BEGIN

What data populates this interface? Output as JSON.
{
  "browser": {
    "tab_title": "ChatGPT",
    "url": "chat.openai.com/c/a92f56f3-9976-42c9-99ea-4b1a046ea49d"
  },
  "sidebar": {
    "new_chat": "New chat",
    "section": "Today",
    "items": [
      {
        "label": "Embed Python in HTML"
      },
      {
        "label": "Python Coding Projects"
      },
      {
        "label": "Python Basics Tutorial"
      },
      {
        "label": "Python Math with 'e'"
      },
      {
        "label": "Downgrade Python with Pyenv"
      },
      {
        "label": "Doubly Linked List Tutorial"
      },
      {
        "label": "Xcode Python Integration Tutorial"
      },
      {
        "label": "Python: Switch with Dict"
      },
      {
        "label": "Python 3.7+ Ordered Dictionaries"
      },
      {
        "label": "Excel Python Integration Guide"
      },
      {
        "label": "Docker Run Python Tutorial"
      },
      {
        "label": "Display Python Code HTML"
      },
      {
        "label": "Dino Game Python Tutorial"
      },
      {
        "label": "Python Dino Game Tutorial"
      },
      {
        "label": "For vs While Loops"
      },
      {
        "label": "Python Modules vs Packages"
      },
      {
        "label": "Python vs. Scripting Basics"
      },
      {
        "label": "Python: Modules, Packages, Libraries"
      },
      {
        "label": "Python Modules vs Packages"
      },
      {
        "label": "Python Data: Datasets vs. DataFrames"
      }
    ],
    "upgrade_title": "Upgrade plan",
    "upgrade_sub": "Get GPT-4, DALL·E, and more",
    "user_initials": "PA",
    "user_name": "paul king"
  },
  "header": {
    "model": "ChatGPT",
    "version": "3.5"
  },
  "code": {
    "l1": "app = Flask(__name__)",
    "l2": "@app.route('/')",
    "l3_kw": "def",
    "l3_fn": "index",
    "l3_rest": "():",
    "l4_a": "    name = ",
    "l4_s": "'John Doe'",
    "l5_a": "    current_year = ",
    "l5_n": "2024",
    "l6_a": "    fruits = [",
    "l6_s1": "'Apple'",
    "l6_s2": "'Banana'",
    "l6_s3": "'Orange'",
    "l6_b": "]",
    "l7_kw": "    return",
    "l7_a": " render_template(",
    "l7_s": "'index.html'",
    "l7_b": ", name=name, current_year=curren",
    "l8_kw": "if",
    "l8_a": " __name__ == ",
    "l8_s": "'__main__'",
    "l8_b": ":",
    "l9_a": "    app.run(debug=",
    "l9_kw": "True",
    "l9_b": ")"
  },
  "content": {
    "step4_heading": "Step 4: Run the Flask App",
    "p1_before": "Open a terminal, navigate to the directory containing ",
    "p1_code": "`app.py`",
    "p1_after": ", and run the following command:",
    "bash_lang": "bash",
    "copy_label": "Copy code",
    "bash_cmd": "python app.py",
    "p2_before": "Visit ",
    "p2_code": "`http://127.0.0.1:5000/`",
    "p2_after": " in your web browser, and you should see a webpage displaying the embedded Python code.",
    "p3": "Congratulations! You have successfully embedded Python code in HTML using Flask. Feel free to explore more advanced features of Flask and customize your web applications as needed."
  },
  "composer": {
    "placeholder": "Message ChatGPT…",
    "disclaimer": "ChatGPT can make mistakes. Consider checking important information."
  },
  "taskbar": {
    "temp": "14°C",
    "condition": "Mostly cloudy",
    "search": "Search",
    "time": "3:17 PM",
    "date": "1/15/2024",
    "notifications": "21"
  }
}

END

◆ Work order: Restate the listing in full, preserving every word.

◆ Task response:
What data populates this interface? Output as JSON.
{
  "browser": {
    "tab_title": "ChatGPT",
    "url": "chat.openai.com/c/a92f56f3-9976-42c9-99ea-4b1a046ea49d"
  },
  "sidebar": {
    "new_chat": "New chat",
    "section": "Today",
    "items": [
      {
        "label": "Embed Python in HTML"
      },
      {
        "label": "Python Coding Projects"
      },
      {
        "label": "Python Basics Tutorial"
      },
      {
        "label": "Python Math with 'e'"
      },
      {
        "label": "Downgrade Python with Pyenv"
      },
      {
        "label": "Doubly Linked List Tutorial"
      },
      {
        "label": "Xcode Python Integration Tutorial"
      },
      {
        "label": "Python: Switch with Dict"
      },
      {
        "label": "Python 3.7+ Ordered Dictionaries"
      },
      {
        "label": "Excel Python Integration Guide"
      },
      {
        "label": "Docker Run Python Tutorial"
      },
      {
        "label": "Display Python Code HTML"
      },
      {
        "label": "Dino Game Python Tutorial"
      },
      {
        "label": "Python Dino Game Tutorial"
      },
      {
        "label": "For vs While Loops"
      },
      {
        "label": "Python Modules vs Packages"
      },
      {
        "label": "Python vs. Scripting Basics"
      },
      {
        "label": "Python: Modules, Packages, Libraries"
      },
      {
        "label": "Python Modules vs Packages"
      },
      {
        "label": "Python Data: Datasets vs. DataFrames"
      }
    ],
    "upgrade_title": "Upgrade plan",
    "upgrade_sub": "Get GPT-4, DALL·E, and more",
    "user_initials": "PA",
    "user_name": "paul king"
  },
  "header": {
    "model": "ChatGPT",
    "version": "3.5"
  },
  "code": {
    "l1": "app = Flask(__name__)",
    "l2": "@app.route('/')",
    "l3_kw": "def",
    "l3_fn": "index",
    "l3_rest": "():",
    "l4_a": "    name = ",
    "l4_s": "'John Doe'",
    "l5_a": "    current_year = ",
    "l5_n": "2024",
    "l6_a": "    fruits = [",
    "l6_s1": "'Apple'",
    "l6_s2": "'Banana'",
    "l6_s3": "'Orange'",
    "l6_b": "]",
    "l7_kw": "    return",
    "l7_a": " render_template(",
    "l7_s": "'index.html'",
    "l7_b": ", name=name, current_year=curren",
    "l8_kw": "if",
    "l8_a": " __name__ == ",
    "l8_s": "'__main__'",
    "l8_b": ":",
    "l9_a": "    app.run(debug=",
    "l9_kw": "True",
    "l9_b": ")"
  },
  "content": {
    "step4_heading": "Step 4: Run the Flask App",
    "p1_before": "Open a terminal, navigate to the directory containing ",
    "p1_code": "`app.py`",
    "p1_after": ", and run the following command:",
    "bash_lang": "bash",
    "copy_label": "Copy code",
    "bash_cmd": "python app.py",
    "p2_before": "Visit ",
    "p2_code": "`http://127.0.0.1:5000/`",
    "p2_after": " in your web browser, and you should see a webpage displaying the embedded Python code.",
    "p3": "Congratulations! You have successfully embedded Python code in HTML using Flask. Feel free to explore more advanced features of Flask and customize your web applications as needed."
  },
  "composer": {
    "placeholder": "Message ChatGPT…",
    "disclaimer": "ChatGPT can make mistakes. Consider checking important information."
  },
  "taskbar": {
    "temp": "14°C",
    "condition": "Mostly cloudy",
    "search": "Search",
    "time": "3:17 PM",
    "date": "1/15/2024",
    "notifications": "21"
  }
}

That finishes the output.